I was asked recently to give a second opinion on the cause of failure of an axial piston pump.
The pump had failed after a short period in service and my client had pursued a
warranty claim with the manufacturer. The manufacturer rejected the warranty claim on the
basis that the failure had been caused by contamination of the hydraulic fluid. The foundation
for this assessment was scoring damage to the pump's valve plate.
How does contamination cause this type of damage?
When hydraulic fluid is contaminated with hard particles that are the same size as the
clearance between two lubricated surfaces, a process known as three-body abrasion occurs (Figure 1).
Three-body abrasion results in scoring and heavy wear of sliding surfaces.
What other explanations are there for this type of damage?
In axial piston designs, the cylinder barrel is hydrostatically loaded against the
valve plate. The higher the operating pressure, the higher the hydrostatic force holding the
cylinder barrel and valve plate in contact. However, if operating pressure exceeds design limits
or if the valve plate is not in proper contact with the cylinder barrel, the cylinder barrel
separates from the valve plate. Once separation occurs, the lubricating film is lost, the two
surfaces come into contact and a process known as two-body abrasion occurs.
A major clue that the damage to the valve plate (Figure 2) was not caused by contamination in this case, is
the pattern of wear.

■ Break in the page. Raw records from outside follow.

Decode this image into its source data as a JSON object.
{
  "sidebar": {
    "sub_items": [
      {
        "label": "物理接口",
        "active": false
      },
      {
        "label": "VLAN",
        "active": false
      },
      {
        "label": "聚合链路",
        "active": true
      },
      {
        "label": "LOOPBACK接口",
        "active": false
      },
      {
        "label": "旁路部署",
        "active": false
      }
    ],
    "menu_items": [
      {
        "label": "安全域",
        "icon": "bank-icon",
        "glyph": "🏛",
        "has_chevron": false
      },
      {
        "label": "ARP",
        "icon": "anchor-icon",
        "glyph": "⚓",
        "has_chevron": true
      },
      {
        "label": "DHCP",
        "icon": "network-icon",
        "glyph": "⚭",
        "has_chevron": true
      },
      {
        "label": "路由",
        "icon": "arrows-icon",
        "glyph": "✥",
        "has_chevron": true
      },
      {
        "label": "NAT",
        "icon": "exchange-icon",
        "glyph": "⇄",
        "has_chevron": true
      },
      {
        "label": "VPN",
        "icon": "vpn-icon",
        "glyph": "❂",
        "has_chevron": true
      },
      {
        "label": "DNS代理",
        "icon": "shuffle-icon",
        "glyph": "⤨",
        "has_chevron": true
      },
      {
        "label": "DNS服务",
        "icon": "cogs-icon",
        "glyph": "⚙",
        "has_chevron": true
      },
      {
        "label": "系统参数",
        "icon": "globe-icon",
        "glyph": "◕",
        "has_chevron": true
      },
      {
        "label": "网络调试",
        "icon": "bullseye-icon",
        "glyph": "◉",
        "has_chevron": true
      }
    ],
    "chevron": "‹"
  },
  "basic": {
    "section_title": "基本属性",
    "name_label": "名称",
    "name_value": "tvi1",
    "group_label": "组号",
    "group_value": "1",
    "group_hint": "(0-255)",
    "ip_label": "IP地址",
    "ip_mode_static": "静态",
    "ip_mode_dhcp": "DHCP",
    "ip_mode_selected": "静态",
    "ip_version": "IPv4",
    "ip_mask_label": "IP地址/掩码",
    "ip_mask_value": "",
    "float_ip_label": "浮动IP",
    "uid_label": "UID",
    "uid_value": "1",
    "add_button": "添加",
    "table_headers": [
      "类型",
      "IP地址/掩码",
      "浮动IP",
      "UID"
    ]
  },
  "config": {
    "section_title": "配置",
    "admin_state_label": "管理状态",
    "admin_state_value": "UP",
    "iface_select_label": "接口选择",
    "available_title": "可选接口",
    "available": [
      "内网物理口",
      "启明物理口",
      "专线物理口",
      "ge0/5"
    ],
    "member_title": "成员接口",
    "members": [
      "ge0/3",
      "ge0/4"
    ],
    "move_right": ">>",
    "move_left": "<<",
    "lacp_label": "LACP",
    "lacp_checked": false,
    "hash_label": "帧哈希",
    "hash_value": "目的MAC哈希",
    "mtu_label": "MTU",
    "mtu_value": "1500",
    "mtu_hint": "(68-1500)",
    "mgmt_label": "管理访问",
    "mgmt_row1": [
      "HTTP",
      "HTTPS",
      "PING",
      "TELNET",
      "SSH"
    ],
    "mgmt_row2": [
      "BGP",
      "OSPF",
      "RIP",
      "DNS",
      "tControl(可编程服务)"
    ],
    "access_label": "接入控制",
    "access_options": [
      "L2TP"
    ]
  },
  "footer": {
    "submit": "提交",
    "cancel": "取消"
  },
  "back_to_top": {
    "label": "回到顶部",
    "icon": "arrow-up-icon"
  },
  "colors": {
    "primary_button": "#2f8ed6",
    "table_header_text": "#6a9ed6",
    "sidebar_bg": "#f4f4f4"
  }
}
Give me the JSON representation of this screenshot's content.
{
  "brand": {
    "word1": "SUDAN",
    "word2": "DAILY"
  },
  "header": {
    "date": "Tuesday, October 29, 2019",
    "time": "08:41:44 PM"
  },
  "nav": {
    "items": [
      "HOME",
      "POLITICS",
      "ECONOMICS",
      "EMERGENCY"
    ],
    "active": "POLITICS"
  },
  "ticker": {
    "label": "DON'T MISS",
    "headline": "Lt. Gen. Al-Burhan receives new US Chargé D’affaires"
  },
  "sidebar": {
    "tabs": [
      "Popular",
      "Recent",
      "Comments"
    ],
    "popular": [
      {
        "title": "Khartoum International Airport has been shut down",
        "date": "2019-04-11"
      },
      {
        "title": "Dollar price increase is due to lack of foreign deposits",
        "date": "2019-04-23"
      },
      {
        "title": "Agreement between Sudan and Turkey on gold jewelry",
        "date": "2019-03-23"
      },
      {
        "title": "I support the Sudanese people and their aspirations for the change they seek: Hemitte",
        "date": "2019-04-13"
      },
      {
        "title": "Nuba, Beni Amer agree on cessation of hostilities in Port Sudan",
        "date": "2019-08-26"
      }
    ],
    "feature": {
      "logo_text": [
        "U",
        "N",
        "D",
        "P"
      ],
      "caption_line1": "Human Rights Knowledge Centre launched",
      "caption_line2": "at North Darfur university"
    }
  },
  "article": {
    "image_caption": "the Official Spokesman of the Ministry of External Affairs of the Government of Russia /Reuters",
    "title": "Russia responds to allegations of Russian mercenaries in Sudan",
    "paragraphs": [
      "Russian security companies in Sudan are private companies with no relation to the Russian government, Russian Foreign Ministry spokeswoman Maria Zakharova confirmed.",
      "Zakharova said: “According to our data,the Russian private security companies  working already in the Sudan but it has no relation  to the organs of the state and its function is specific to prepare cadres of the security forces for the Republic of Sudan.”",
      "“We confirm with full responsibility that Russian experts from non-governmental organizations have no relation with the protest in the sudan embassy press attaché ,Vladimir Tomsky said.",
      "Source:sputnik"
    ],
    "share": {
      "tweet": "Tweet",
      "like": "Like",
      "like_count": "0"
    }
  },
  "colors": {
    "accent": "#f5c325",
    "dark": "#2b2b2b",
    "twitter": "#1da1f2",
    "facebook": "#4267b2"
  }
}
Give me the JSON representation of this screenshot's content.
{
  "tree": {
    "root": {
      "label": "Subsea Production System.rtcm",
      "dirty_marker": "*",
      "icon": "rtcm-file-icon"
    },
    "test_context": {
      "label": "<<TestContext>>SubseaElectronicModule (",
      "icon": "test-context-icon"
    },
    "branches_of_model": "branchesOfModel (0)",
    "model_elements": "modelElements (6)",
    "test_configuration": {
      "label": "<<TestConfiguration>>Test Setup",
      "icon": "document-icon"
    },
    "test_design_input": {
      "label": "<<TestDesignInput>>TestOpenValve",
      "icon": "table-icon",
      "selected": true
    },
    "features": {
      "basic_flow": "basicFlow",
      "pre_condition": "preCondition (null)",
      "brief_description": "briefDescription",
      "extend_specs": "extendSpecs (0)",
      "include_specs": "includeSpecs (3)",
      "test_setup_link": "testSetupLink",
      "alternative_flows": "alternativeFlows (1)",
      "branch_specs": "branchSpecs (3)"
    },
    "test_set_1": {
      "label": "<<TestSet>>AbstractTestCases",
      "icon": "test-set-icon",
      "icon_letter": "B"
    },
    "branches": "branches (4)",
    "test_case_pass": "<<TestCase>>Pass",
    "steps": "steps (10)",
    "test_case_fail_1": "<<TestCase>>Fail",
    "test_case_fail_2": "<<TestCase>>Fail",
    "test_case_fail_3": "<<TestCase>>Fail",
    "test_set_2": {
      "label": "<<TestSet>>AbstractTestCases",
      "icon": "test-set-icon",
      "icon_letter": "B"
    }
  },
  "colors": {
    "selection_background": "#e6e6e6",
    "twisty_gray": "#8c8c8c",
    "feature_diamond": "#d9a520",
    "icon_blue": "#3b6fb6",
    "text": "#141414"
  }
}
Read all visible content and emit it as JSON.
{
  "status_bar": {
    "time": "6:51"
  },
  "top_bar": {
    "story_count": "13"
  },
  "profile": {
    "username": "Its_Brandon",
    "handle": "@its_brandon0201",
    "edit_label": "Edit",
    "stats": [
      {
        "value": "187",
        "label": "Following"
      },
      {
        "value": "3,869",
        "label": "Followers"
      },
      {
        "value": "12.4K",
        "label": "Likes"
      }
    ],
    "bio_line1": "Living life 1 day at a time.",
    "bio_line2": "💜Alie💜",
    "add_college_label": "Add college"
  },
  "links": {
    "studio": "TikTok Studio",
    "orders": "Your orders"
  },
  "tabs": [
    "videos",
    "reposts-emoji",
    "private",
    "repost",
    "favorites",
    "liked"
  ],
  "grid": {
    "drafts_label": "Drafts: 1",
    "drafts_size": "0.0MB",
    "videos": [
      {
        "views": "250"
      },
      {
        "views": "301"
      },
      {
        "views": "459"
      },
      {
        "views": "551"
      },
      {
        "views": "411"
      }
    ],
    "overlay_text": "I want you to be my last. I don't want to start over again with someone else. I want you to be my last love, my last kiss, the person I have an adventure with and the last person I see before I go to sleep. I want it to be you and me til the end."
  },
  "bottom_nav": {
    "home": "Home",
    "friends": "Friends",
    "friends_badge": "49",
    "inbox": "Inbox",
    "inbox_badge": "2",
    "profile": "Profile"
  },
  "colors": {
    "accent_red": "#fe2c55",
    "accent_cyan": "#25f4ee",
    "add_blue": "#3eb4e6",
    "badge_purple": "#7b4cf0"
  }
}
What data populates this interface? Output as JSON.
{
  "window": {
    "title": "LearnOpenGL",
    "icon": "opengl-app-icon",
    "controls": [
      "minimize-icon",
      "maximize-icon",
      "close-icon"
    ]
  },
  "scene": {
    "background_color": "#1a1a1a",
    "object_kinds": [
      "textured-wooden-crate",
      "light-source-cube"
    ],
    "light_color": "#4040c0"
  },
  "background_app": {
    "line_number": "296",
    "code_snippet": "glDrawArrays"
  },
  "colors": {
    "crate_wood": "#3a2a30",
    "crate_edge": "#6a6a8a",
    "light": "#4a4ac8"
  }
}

Notice that the scoring (bright areas) is confined to the inner and outer
edges of the sliding surface of the valve plate. If the scoring had been caused
by three-body abrasion, the damage would be more evenly distributed across the entire surface,
with the areas between the pressure kidneys, likely to exhibit the heaviest damage.
The pattern of wear on the valve plate is consistent with two-body abrasion resulting from
uneven contact between the valve plate and cylinder barrel, caused by distortion of the valve
plate and/or separation. Examination of the sliding surface of the cylinder barrel
supports this assessment. The scoring of the cylinder barrel (Figure 3) is heaviest top right
of the picture and lightest bottom left. Examination of the head of the pump also revealed
uneven contact between the valve plate and head.
Root cause of failure
Although the valve plate was flat, its locating dowel was holding it off the head on one
side. This in turn was causing the valve plate to be tilted
against the cylinder barrel, resulting in uneven loading, separation and two-body abrasion
of the two surfaces. The root cause of this hydraulic pump failure was not contamination;
but rather improper assembly at the factory.
Editors note - For more case studies like this one, join
for a practical, half-day workshop on troubleshooting hydraulic failures, to be held in
Nashville TN, March 21, 2004 and hosted by Lubrication Excellence 2004.
For more information, visit the LE2004 web site
or call 800-597-5460 or 918-749-1400
"This book has the potential to save many
organizations lots of m0ney. It should be on the bookshelf of every engineer, supervisor, planner and
technician that deals with hydraulic equipment... it's worth its weight in gold." Find out more
Alexander (Sandy) Dunn
Plant Maintenance Resource Center